I know we have readers from around the world, but the majority (based on a poll) reside in the United States. The purpose of today's discussion is be certain that investors understand that most brokers allow you to use a retirement account (IRA or Roth IRA) to trade options. I don't know the laws in other countries, but my advice is the same:
If you have a retirement account, and if you adopt conservative strategies, consider using that account for option positions that are less risky than owning a portfolio of stocks or mutual funds.
Special note: This is a retirement account. It is not a trading account; nor it is a gambling account. Slow and steady growth should be your goal.
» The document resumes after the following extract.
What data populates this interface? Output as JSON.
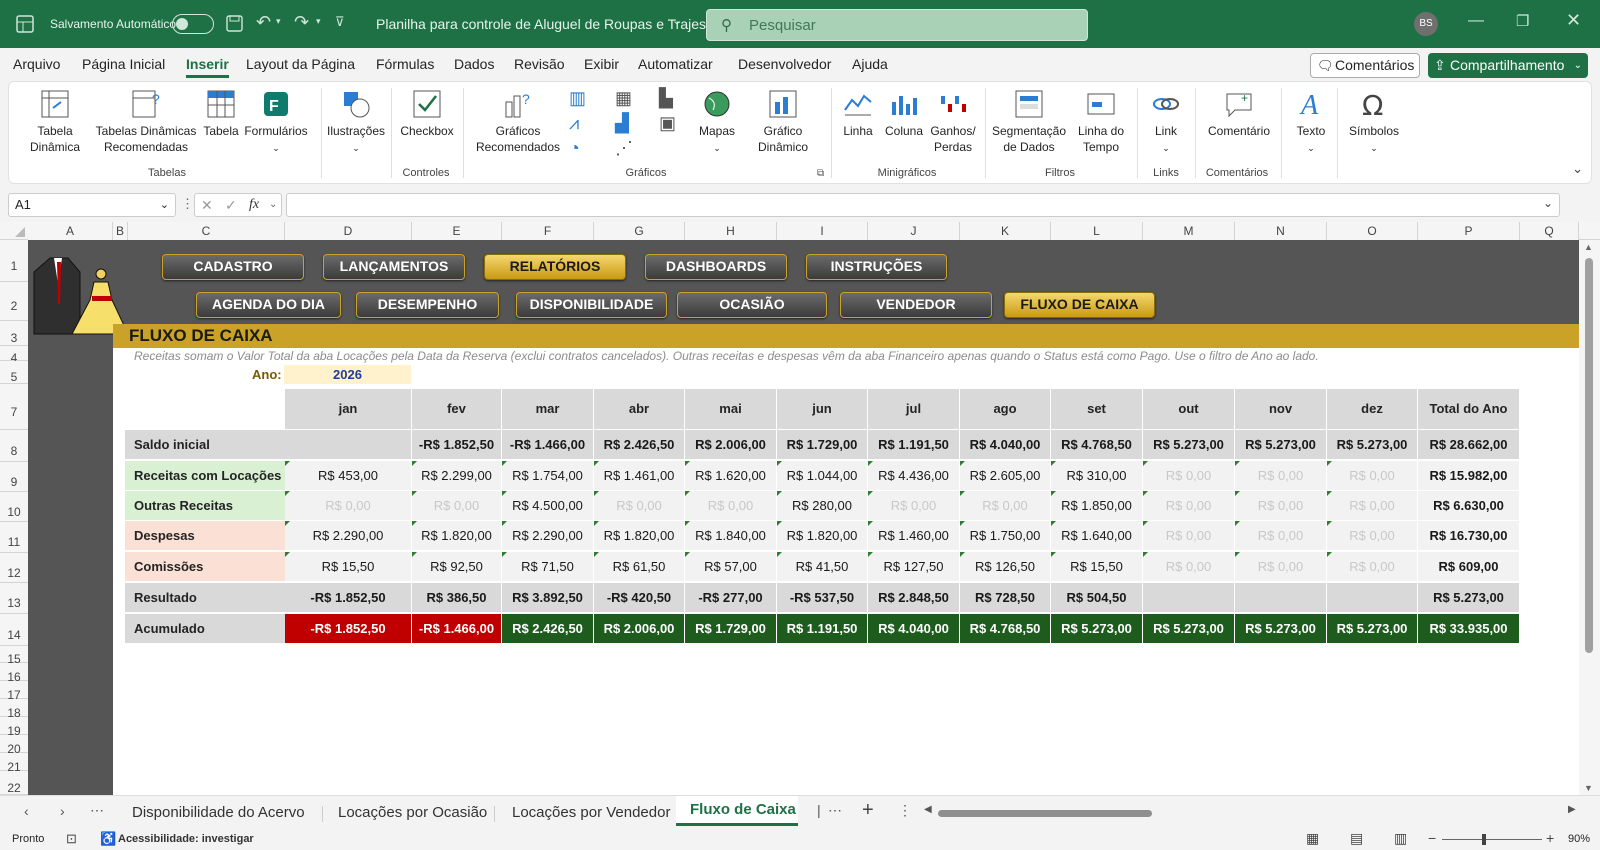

If you own mutual funds, especially those that under-perform the markets and charge high management fees, consider dumping those funds and reduce risk by writing covered calls on SPY (or other ETF).
Some brokers limit your choice of strategies, others give you a free hand. In theory they limit strategies for inexperienced investors to protect those investors. In reality, brokers that limit the methods you can use don't really understand that they are forcing you to adopt higher risk strategies. Such brokers should be avoided.
Choosing a broker
Brokers offer different levels of service. If you require hand-holding and constant advice, choose a broker who charges more, but who provides extra services.
If you trade online, you can use a broker with low commissions, or a very user-friendly trading platform. Perhaps outstanding analytical software would be helpful to you. Or you may decide to choose a broker with excellent educational materials.
It's important to use a broker who routes your orders to the proper exchange so you can get the best price for your trades.
Here are three highly rated brokers. If you are looking to open (or move) an account, this is a good place to begin.
Flat rate is good for investors who enter large orders.
Higher fees, but outstanding software for managing portfolio.